Red Bird Peppermint Candy Puffs
Piedmont Candy Factory
Lexington, North Carolina
Peppermint puffs are the star of the Piedmont Candy Factory, opened in 1890 in Lexington, North Carolina. The business, originally the storefront of a candy manufacturer specializing in sugar sticks, got off the ground with the help of Edward Ebeliein, an apprentice at what was then called NC Candy Company. After Ebeliein became the sole owner of the company and changed its name, he upped production, eventually churning out almost 2,000 pounds of candy-striped peppermint candy puffs and sticks per day. Today, the familiar stripes of their sugary Red Bird peppermints are still molded by hand.
Ole Smoky Candy Kitchen
Dave and Peggy Dych founded the Ole Smoky Candy Kitchen in 1950, providing visitors to the Gateway to the Great Smoky Mountains National Park with a firsthand look at how candy was traditionally made in copper kettles.
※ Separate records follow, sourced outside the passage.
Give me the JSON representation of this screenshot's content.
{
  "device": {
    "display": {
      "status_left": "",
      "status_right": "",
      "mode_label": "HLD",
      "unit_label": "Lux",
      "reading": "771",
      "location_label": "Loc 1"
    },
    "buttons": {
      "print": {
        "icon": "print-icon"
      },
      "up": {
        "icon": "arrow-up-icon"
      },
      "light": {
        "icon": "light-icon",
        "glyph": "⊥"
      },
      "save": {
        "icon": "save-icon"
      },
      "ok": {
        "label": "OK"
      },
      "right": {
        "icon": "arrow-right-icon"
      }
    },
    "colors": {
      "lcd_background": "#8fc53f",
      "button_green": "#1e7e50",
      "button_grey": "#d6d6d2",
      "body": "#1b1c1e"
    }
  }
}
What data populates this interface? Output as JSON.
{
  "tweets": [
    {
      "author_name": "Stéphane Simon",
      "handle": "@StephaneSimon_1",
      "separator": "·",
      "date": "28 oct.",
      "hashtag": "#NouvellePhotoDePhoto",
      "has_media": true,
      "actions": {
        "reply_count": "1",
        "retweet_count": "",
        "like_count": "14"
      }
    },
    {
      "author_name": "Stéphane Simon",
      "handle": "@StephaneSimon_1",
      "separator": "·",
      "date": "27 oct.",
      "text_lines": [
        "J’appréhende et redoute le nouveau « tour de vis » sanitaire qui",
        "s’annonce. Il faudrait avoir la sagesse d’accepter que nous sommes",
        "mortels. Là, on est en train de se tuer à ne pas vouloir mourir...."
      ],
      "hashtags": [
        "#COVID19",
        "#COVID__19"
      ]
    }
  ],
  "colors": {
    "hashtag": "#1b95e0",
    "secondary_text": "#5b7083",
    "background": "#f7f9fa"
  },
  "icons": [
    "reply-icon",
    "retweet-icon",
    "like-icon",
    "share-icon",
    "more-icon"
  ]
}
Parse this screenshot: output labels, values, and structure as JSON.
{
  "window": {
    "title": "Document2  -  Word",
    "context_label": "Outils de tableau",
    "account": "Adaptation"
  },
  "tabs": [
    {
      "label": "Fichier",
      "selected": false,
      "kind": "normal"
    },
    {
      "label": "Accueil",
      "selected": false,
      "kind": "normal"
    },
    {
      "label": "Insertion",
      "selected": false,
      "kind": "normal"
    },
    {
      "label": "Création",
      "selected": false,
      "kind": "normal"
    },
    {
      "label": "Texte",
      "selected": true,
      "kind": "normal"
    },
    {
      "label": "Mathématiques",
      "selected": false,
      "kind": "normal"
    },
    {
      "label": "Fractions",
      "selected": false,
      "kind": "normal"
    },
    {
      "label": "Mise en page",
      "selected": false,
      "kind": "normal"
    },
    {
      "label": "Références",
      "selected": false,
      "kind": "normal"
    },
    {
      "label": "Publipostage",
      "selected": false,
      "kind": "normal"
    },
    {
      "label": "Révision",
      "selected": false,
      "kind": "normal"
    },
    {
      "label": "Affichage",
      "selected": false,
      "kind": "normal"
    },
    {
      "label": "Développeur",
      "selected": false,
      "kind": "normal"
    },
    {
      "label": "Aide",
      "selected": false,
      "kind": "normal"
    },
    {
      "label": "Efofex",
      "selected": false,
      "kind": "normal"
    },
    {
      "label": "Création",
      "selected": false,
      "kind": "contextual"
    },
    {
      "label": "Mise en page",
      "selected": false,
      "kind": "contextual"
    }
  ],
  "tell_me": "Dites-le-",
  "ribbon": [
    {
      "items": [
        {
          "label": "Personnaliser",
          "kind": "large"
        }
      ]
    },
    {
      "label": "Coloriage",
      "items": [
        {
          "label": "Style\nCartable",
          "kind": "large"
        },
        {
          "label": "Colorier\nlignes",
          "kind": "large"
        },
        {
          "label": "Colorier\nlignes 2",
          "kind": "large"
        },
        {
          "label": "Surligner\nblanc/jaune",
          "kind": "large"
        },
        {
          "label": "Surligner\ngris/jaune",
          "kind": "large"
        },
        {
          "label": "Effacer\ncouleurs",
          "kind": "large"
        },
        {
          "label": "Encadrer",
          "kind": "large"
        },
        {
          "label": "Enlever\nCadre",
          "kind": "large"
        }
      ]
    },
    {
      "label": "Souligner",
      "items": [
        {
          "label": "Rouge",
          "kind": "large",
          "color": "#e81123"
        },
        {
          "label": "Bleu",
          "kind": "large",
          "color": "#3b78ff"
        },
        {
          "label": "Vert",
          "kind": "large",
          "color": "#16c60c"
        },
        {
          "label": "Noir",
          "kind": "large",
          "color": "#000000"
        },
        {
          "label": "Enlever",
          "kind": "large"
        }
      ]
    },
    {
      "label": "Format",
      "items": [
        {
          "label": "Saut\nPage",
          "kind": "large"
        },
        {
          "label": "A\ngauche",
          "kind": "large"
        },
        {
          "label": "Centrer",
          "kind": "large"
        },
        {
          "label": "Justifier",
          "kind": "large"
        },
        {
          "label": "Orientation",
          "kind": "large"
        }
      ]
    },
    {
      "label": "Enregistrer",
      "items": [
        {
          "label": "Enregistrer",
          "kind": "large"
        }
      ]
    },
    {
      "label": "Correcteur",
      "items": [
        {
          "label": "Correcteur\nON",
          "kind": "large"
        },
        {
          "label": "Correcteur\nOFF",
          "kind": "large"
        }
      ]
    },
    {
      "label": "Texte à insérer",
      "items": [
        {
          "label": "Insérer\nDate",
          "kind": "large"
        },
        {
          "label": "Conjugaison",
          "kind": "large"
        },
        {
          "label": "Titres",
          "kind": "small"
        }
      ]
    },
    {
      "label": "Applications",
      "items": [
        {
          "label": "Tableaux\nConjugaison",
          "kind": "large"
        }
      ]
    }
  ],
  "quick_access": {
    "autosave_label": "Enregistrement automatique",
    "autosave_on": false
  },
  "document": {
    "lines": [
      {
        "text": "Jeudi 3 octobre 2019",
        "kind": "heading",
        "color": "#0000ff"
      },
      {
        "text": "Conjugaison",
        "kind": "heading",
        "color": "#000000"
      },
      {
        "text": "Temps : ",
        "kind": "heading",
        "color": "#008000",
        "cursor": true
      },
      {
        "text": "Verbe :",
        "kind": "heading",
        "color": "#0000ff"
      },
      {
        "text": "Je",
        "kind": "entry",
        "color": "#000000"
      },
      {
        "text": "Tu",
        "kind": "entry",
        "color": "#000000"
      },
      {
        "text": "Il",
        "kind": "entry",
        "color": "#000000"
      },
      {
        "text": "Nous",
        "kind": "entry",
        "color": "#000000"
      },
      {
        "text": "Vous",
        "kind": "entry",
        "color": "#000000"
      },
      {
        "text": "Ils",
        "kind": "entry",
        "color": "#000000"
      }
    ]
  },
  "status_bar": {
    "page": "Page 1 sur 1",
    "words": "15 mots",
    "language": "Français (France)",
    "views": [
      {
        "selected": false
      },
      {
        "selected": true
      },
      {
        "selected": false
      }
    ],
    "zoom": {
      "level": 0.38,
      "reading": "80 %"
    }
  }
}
One of the best sellers to this day remains their milk chocolate Brown Bears, featuring sweet clusters of homemade caramel and chocolate with a roasted pecan center. “Most people who come generationally want the signature box, the same that their grandmother used to bring them,” says Margaret Atchley of her family business. “I really buy into the heritage factor of it.” With two shops in Gatlinburg, there’s time to buy a batch of Brown Bears … and then go back for seconds.
Tyler Candy Company
Available in traditional rounds or even shaped like the Lone Star state itself, the Peanut Patties made by Tyler Candy Company in Tyler, Texas, about an hour and a half east of Dallas, blend handfuls of peanuts suspended in sweet, glossy pink candy. (They’re kind of like peanut brittle with a little colorful flair.) Tyler Candy has been operating in the same two-acre facility for seventy years, with no end in sight, as they continue to produce and ship Peanut Patties, pralines, and pecan logs.
Stuckey’s Pecan Rolls
In the 1930s, W.S. Stuckey, Sr. began selling homemade candies and divinity made with pecans from his family’s southcentral Georgia orchards to highway travelers along U.S. Route 23. As a chain, Stuckey’s spread across the nation during the 1950s and 60s, with more than 350 roadside locations at the company’s peak, all serving souvenirs, cold drinks, and pecan candy from beneath signature teal roofs. Stuckey’s Pecan Rolls, which have been sold for almost 70 years, start with creamy nougat centers laced with maraschino cherry. The logs are then dipped in melted caramel and cooled before being rolled in crushed pecans, as perfect now as they were then.